You have to stop and wonder how our founding fathers over 200 years ago could put into place a Constitution which could mete out such complex 21st century problems like the federal government’s rules on power plant emissions at a time before the lightbulb was invented. That is the wisdom of this document. It addressed the challenges of our newly formed nation and yet the language was broad enough to accommodate that of future generations. The words preserved in the Constitution have seen the unimaginable: foreign and domestic wars, social upheavals, economic times both good and bad, terrorist attacks and unprecedented changes in our country’s people, businesses, environment and technology. Yet they have all been debated and decided within the context of the Constitution. It also has stood the test of time due to the impeccable process in place in which amendments have been added after much forethought and scrutiny are given.
In George Washington’s farewell speech, he referenced the Constitution saying, “The Constitution and the government it establishes has a just claim to [our] confidence and respect because it is the offspring of our choice, uninfluenced and unawed, adopted upon full investigation and mature deliberation, completely free in its principles, in the distribution of its powers uniting security with energy, and containing, within itself, a provision for its own amendment.”

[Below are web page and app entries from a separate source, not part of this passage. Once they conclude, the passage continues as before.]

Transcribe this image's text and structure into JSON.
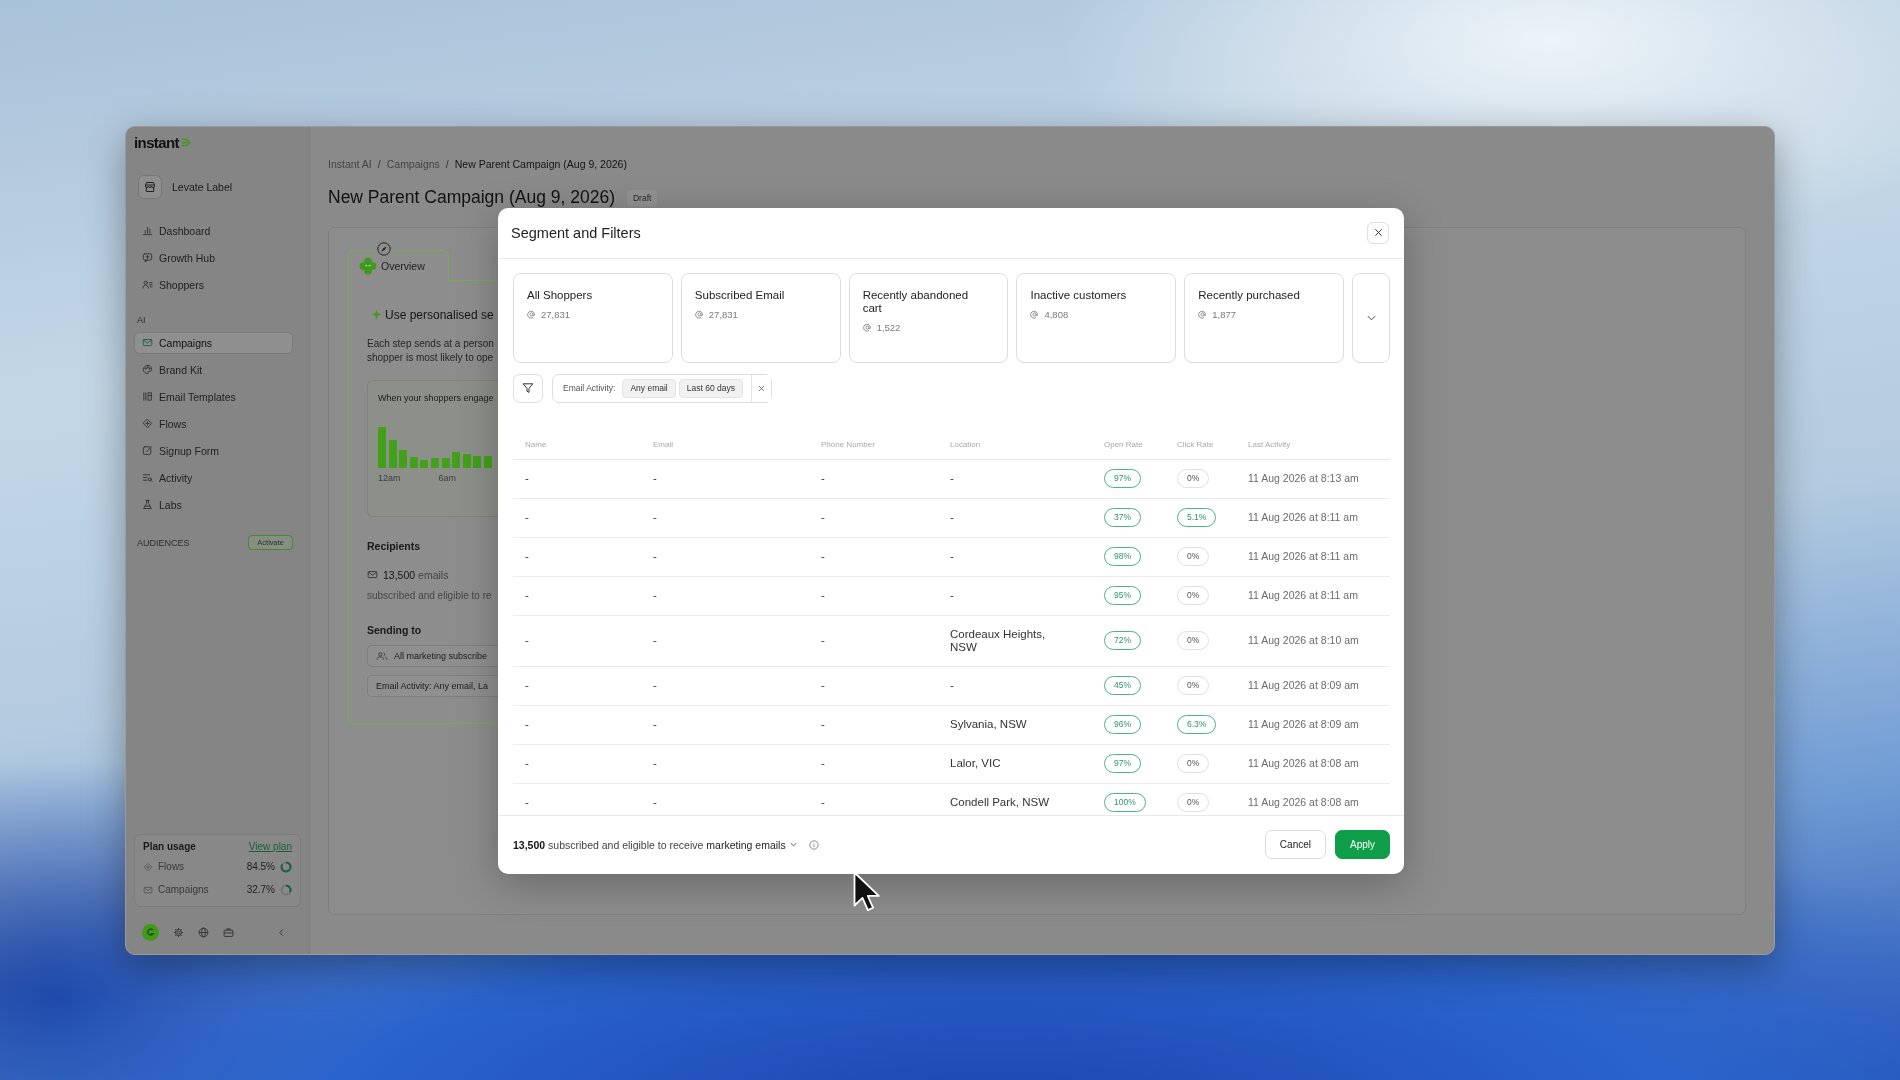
{
  "sidebar": {
    "logo": "instant",
    "workspace": "Levate Label",
    "nav_groups": [
      {
        "items": [
          {
            "label": "Dashboard",
            "selected": false
          },
          {
            "label": "Growth Hub",
            "selected": false
          },
          {
            "label": "Shoppers",
            "selected": false
          }
        ]
      },
      {
        "heading": "AI",
        "items": [
          {
            "label": "Campaigns",
            "selected": true
          },
          {
            "label": "Brand Kit",
            "selected": false
          },
          {
            "label": "Email Templates",
            "selected": false
          },
          {
            "label": "Flows",
            "selected": false
          },
          {
            "label": "Signup Form",
            "selected": false
          },
          {
            "label": "Activity",
            "selected": false
          },
          {
            "label": "Labs",
            "selected": false
          }
        ]
      }
    ],
    "audiences": {
      "heading": "AUDIENCES",
      "action": "Activate"
    },
    "plan_usage": {
      "title": "Plan usage",
      "link": "View plan",
      "rows": [
        {
          "label": "Flows",
          "value": "84.5%"
        },
        {
          "label": "Campaigns",
          "value": "32.7%"
        }
      ]
    }
  },
  "breadcrumbs": {
    "separator": "/",
    "items": [
      "Instant AI",
      "Campaigns",
      "New Parent Campaign (Aug 9, 2026)"
    ]
  },
  "page_title": "New Parent Campaign (Aug 9, 2026)",
  "status_badge": "Draft",
  "overview": {
    "tab": "Overview",
    "heading": "Use personalised se",
    "description_lines": [
      "Each step sends at a person",
      "shopper is most likely to ope"
    ],
    "engagement_chart": {
      "title": "When your shoppers engage",
      "x_labels": [
        "12am",
        "6am"
      ]
    },
    "recipients": {
      "heading": "Recipients",
      "count": "**13,500** emails",
      "note": "subscribed and eligible to re"
    },
    "sending_to": {
      "heading": "Sending to",
      "audience": "All marketing subscribe",
      "filter": "Email Activity: Any email, La"
    }
  },
  "modal": {
    "title": "Segment and Filters",
    "segments": [
      {
        "name": "All Shoppers",
        "count": "27,831"
      },
      {
        "name": "Subscribed Email",
        "count": "27,831"
      },
      {
        "name": "Recently abandoned cart",
        "count": "1,522"
      },
      {
        "name": "Inactive customers",
        "count": "4,808"
      },
      {
        "name": "Recently purchased",
        "count": "1,877"
      }
    ],
    "filter": {
      "label": "Email Activity:",
      "values": [
        "Any email",
        "Last 60 days"
      ]
    },
    "table": {
      "columns": [
        "Name",
        "Email",
        "Phone Number",
        "Location",
        "Open Rate",
        "Click Rate",
        "Last Activity"
      ],
      "rows": [
        {
          "name": "-",
          "email": "-",
          "phone": "-",
          "location": "-",
          "open_rate": {
            "value": "97%",
            "highlighted": true
          },
          "click_rate": {
            "value": "0%",
            "highlighted": false
          },
          "last_activity": "11 Aug 2026 at 8:13 am"
        },
        {
          "name": "-",
          "email": "-",
          "phone": "-",
          "location": "-",
          "open_rate": {
            "value": "37%",
            "highlighted": true
          },
          "click_rate": {
            "value": "5.1%",
            "highlighted": true
          },
          "last_activity": "11 Aug 2026 at 8:11 am"
        },
        {
          "name": "-",
          "email": "-",
          "phone": "-",
          "location": "-",
          "open_rate": {
            "value": "98%",
            "highlighted": true
          },
          "click_rate": {
            "value": "0%",
            "highlighted": false
          },
          "last_activity": "11 Aug 2026 at 8:11 am"
        },
        {
          "name": "-",
          "email": "-",
          "phone": "-",
          "location": "-",
          "open_rate": {
            "value": "95%",
            "highlighted": true
          },
          "click_rate": {
            "value": "0%",
            "highlighted": false
          },
          "last_activity": "11 Aug 2026 at 8:11 am"
        },
        {
          "name": "-",
          "email": "-",
          "phone": "-",
          "location": "Cordeaux Heights, NSW",
          "open_rate": {
            "value": "72%",
            "highlighted": true
          },
          "click_rate": {
            "value": "0%",
            "highlighted": false
          },
          "last_activity": "11 Aug 2026 at 8:10 am"
        },
        {
          "name": "-",
          "email": "-",
          "phone": "-",
          "location": "-",
          "open_rate": {
            "value": "45%",
            "highlighted": true
          },
          "click_rate": {
            "value": "0%",
            "highlighted": false
          },
          "last_activity": "11 Aug 2026 at 8:09 am"
        },
        {
          "name": "-",
          "email": "-",
          "phone": "-",
          "location": "Sylvania, NSW",
          "open_rate": {
            "value": "96%",
            "highlighted": true
          },
          "click_rate": {
            "value": "6.3%",
            "highlighted": true
          },
          "last_activity": "11 Aug 2026 at 8:09 am"
        },
        {
          "name": "-",
          "email": "-",
          "phone": "-",
          "location": "Lalor, VIC",
          "open_rate": {
            "value": "97%",
            "highlighted": true
          },
          "click_rate": {
            "value": "0%",
            "highlighted": false
          },
          "last_activity": "11 Aug 2026 at 8:08 am"
        },
        {
          "name": "-",
          "email": "-",
          "phone": "-",
          "location": "Condell Park, NSW",
          "open_rate": {
            "value": "100%",
            "highlighted": true
          },
          "click_rate": {
            "value": "0%",
            "highlighted": false
          },
          "last_activity": "11 Aug 2026 at 8:08 am"
        }
      ]
    },
    "footer": {
      "summary": "**13,500** subscribed and eligible to receive",
      "audience": "marketing emails",
      "buttons": [
        {
          "label": "Cancel",
          "kind": "secondary"
        },
        {
          "label": "Apply",
          "kind": "primary"
        }
      ]
    }
  }
}
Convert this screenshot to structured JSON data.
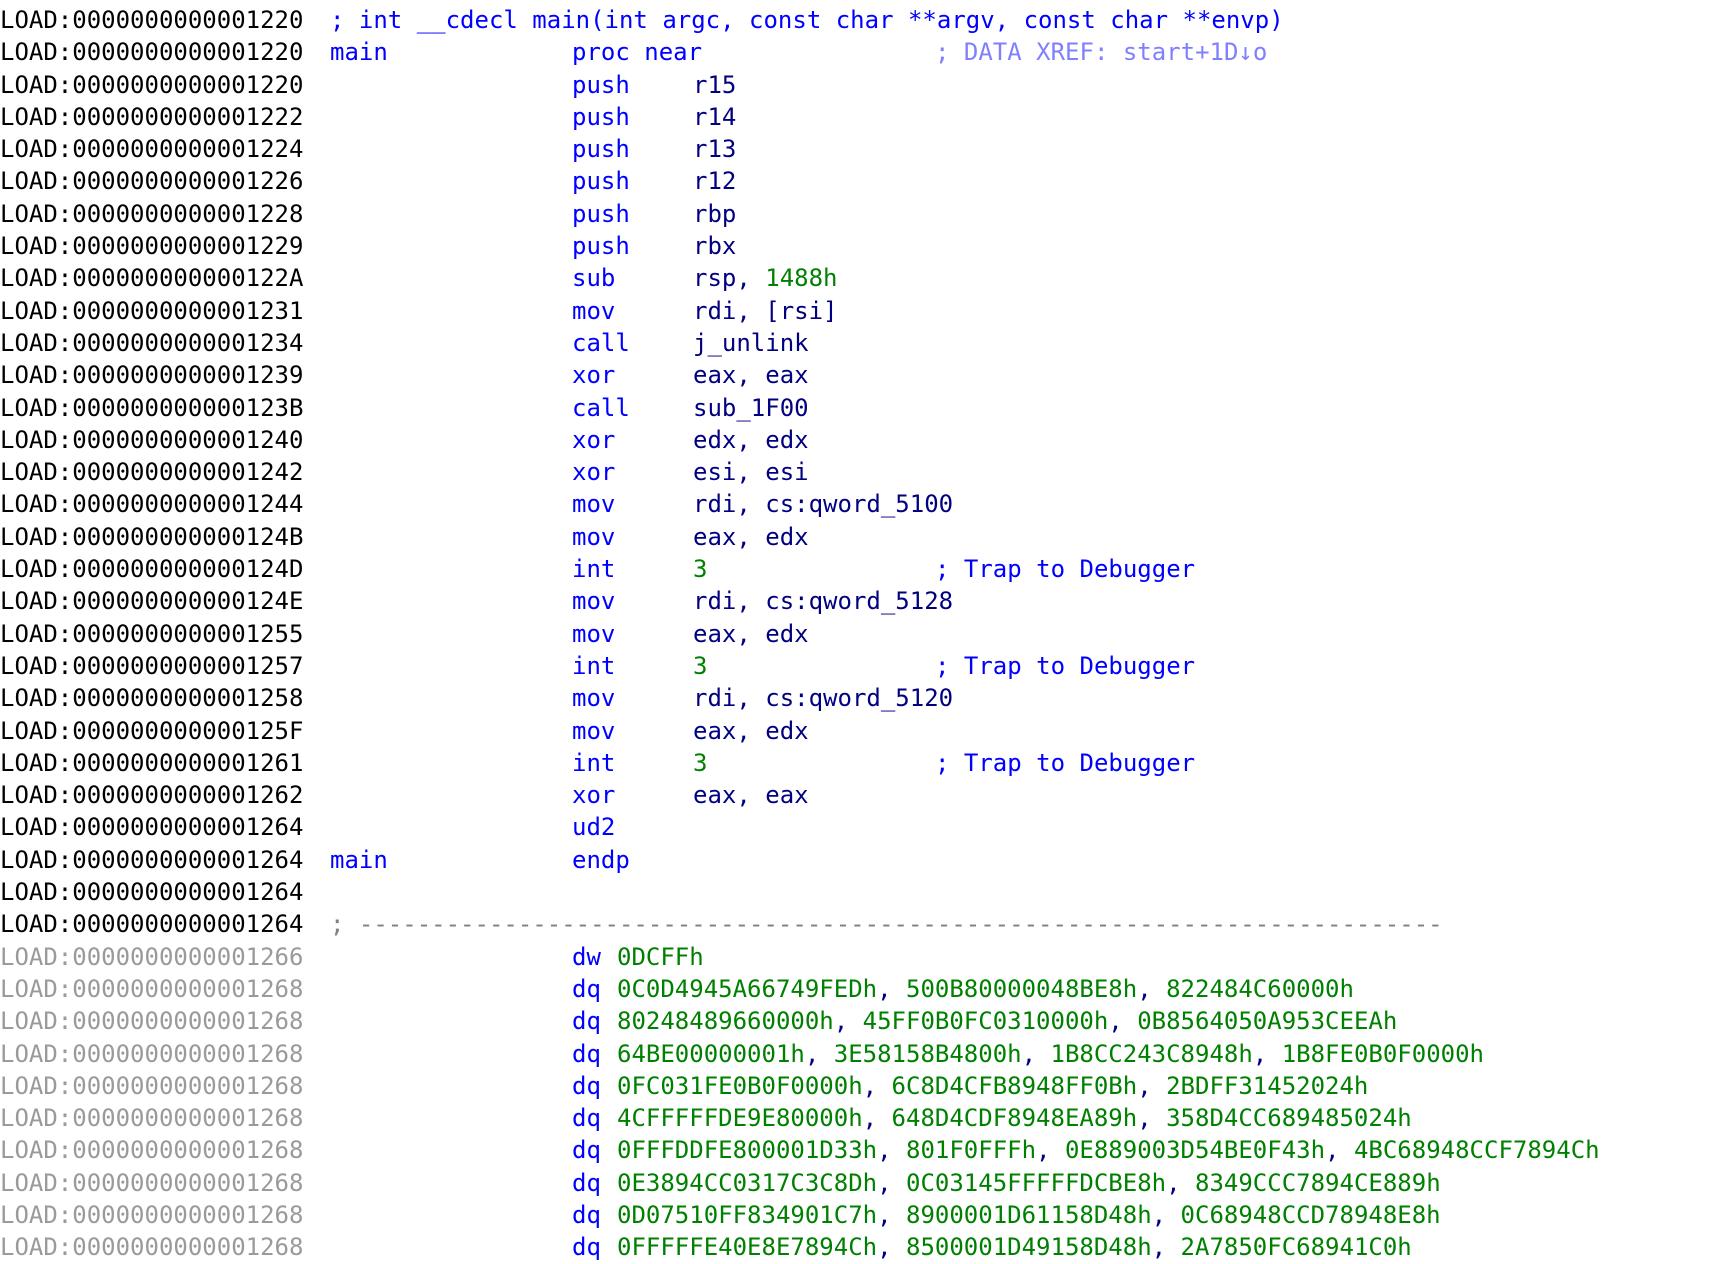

He was right! This revolution was not defined by fighting alone, but the ideas that united America and proved to the world that democracy will always be worth fighting for. Yes, we need to celebrate our Constitution’s birthday and pass along its importance to our children and grandchildren who will be the next guarantors of democracy, freedom, and liberty.